Culinary Techniques: New York
"This course is a full-tilt workout for keen amateurs who want to take their game several levels upward, or perhaps get a whiff of what it feels like to be a professional." —The New York Times
Learn the foundations great chefs rely on and gain the building blocks, tools and expertise needed to realize your untapped culinary potential. In 110 fast-paced hours, you’ll advance from basic knife skills to complex, classic recipes like duck l’orange and genoise with buttercream —and in the process—master techniques that will last a lifetime. Not only will this class change the way you cook and think about food, it’s sure to be fun and delicious.
What You'll Learn
In day or evening classes, you’ll learn from the same accomplished chef-instructors who teach our career students and enjoy the same pristine kitchens. As you become immersed in the course, terminology will become second language, precision knife work your trusted skill.
This program incorporates many of the 250 essential skills introduced in ICC’s career program, Professional Culinary Arts, including the techniques of preparing stocks and sauces, cooking meat, fish and vegetables and executing classic recipes. And if you're inspired to go further, Culinary Techniques may allow you to enter our Professional Culinary Arts career course with advanced standing.*
*Graduates of Culinary Techniques may be eligible to receive advanced standing in the Professional Culinary Arts career program by bypassing Level 1 (Introduction to Basic Techniques). Advanced standing students benefit from a reduced tuition and an accelerated program. For information, speak to your admission representative.
Learn to Cook:
- Salads and vinaigrettes
LEARN THE BASICS:
Learn which knives are best for which jobs, and proper care for them. Through tailiage (cutting vegetables into even sizes and shapes), you'll learn different techniques, such as émincer (thin slice), batonnet (small sticks), brunoise (small dice) and paysanne (tile-shaped).
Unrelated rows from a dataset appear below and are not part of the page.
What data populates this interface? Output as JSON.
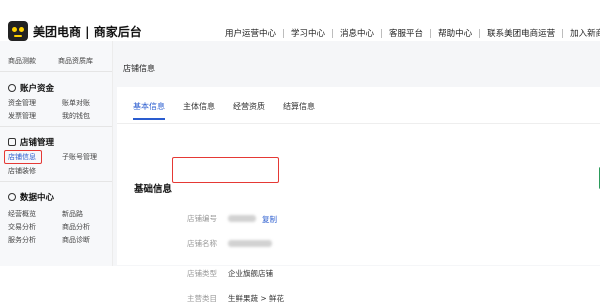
{
  "header": {
    "brand": "美团电商 | 商家后台",
    "nav": [
      "用户运营中心",
      "学习中心",
      "消息中心",
      "客服平台",
      "帮助中心",
      "联系美团电商运营",
      "加入新商家训"
    ]
  },
  "sidebar": {
    "top_items": [
      "商品测款",
      "商品资质库"
    ],
    "groups": [
      {
        "title": "账户资金",
        "items": [
          "资金管理",
          "账单对账",
          "发票管理",
          "我的钱包"
        ]
      },
      {
        "title": "店铺管理",
        "items": [
          "店铺信息",
          "子账号管理",
          "店铺装修"
        ]
      },
      {
        "title": "数据中心",
        "items": [
          "经营概览",
          "新品路",
          "交易分析",
          "商品分析",
          "服务分析",
          "商品诊断"
        ]
      }
    ]
  },
  "main": {
    "breadcrumb": "店铺信息",
    "tabs": [
      "基本信息",
      "主体信息",
      "经营资质",
      "结算信息"
    ],
    "active_tab": "基本信息",
    "section_title": "基础信息",
    "rows": [
      {
        "label": "店铺编号",
        "value": "",
        "action": "复制"
      },
      {
        "label": "店铺名称",
        "value": ""
      },
      {
        "label": "店铺类型",
        "value": "企业旗舰店铺"
      },
      {
        "label": "主营类目",
        "value": "生鲜果蔬 > 鲜花"
      }
    ]
  }
}
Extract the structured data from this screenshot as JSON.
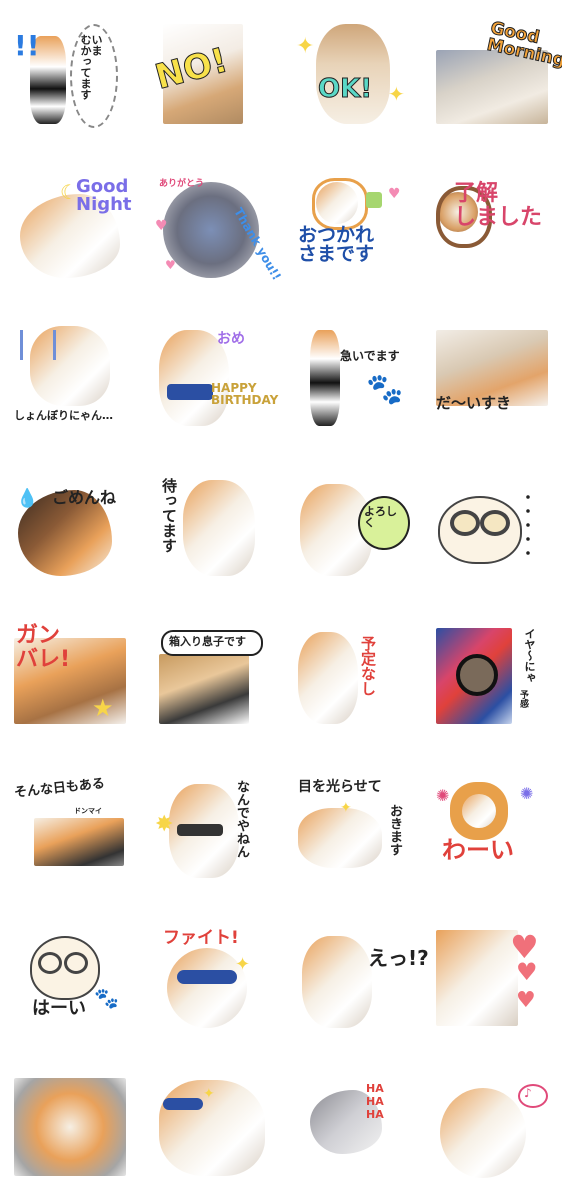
{
  "stickers": [
    {
      "id": 1,
      "text": "いま\nむかってます",
      "text2": "!!"
    },
    {
      "id": 2,
      "text": "NO!"
    },
    {
      "id": 3,
      "text": "OK!"
    },
    {
      "id": 4,
      "text": "Good\nMorning"
    },
    {
      "id": 5,
      "text": "Good\nNight"
    },
    {
      "id": 6,
      "text": "Thank you!!",
      "text2": "ありがとう"
    },
    {
      "id": 7,
      "text": "おつかれ\nさまです"
    },
    {
      "id": 8,
      "text": "了解\nしました"
    },
    {
      "id": 9,
      "text": "しょんぼりにゃん…"
    },
    {
      "id": 10,
      "text": "HAPPY\nBIRTHDAY",
      "text2": "おめ"
    },
    {
      "id": 11,
      "text": "急いでます"
    },
    {
      "id": 12,
      "text": "だ〜いすき"
    },
    {
      "id": 13,
      "text": "ごめんね"
    },
    {
      "id": 14,
      "text": "待ってます"
    },
    {
      "id": 15,
      "text": "よろしく"
    },
    {
      "id": 16,
      "text": "・・・・・"
    },
    {
      "id": 17,
      "text": "ガン\nバレ!"
    },
    {
      "id": 18,
      "text": "箱入り息子です"
    },
    {
      "id": 19,
      "text": "予定なし"
    },
    {
      "id": 20,
      "text": "イヤ〜にゃ",
      "text2": "予感"
    },
    {
      "id": 21,
      "text": "そんな日もある",
      "text2": "ドンマイ"
    },
    {
      "id": 22,
      "text": "なんでやねん"
    },
    {
      "id": 23,
      "text": "目を光らせて",
      "text2": "おきます"
    },
    {
      "id": 24,
      "text": "わーい"
    },
    {
      "id": 25,
      "text": "はーい"
    },
    {
      "id": 26,
      "text": "ファイト!"
    },
    {
      "id": 27,
      "text": "えっ!?"
    },
    {
      "id": 28,
      "text": ""
    },
    {
      "id": 29,
      "text": ""
    },
    {
      "id": 30,
      "text": ""
    },
    {
      "id": 31,
      "text": "HA HA HA"
    },
    {
      "id": 32,
      "text": ""
    }
  ]
}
Stocks and Sauces:
Learn how to combine humble ingredients, such as bones from chicken, beef, veal or fish, with aromatic vegetables and herbs to create brown, white, fish, marmite and vegetable stocks—and how to marry stocks with binding elements, such as starches and proteins, to create the five “mother” sauces: velouté, Espagnole, hollandaise, béchamel and tomato, as well many of their derivatives.
General rules of hygiene as well as comprehensive food handling and safety issues for a kitchen environment.
Ingredient Identification and Classification:
Use all your senses as you identify and classify a wide range of proteins, vegetables, starches, grains, herbs and spices.
Books and supplies
“Family meal” prepared by culinary program students (weekdays)